[[ Record set open ]]

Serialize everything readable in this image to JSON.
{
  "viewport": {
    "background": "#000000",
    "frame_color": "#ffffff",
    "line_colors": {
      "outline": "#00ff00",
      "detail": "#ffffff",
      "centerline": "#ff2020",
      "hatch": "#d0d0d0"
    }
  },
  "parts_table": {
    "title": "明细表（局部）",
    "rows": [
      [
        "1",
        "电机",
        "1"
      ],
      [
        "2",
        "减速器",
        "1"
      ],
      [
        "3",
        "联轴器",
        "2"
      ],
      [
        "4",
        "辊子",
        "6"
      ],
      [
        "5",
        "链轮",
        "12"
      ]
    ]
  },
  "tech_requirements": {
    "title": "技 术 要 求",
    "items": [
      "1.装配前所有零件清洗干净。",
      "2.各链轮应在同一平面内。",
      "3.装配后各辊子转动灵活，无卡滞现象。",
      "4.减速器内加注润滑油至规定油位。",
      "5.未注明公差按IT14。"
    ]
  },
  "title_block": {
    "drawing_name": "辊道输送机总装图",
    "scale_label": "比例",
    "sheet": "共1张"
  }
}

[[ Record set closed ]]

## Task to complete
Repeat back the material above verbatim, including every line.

## Solved problem
Serialize everything readable in this image to JSON.
{
  "viewport": {
    "background": "#000000",
    "frame_color": "#ffffff",
    "line_colors": {
      "outline": "#00ff00",
      "detail": "#ffffff",
      "centerline": "#ff2020",
      "hatch": "#d0d0d0"
    }
  },
  "parts_table": {
    "title": "明细表（局部）",
    "rows": [
      [
        "1",
        "电机",
        "1"
      ],
      [
        "2",
        "减速器",
        "1"
      ],
      [
        "3",
        "联轴器",
        "2"
      ],
      [
        "4",
        "辊子",
        "6"
      ],
      [
        "5",
        "链轮",
        "12"
      ]
    ]
  },
  "tech_requirements": {
    "title": "技 术 要 求",
    "items": [
      "1.装配前所有零件清洗干净。",
      "2.各链轮应在同一平面内。",
      "3.装配后各辊子转动灵活，无卡滞现象。",
      "4.减速器内加注润滑油至规定油位。",
      "5.未注明公差按IT14。"
    ]
  },
  "title_block": {
    "drawing_name": "辊道输送机总装图",
    "scale_label": "比例",
    "sheet": "共1张"
  }
}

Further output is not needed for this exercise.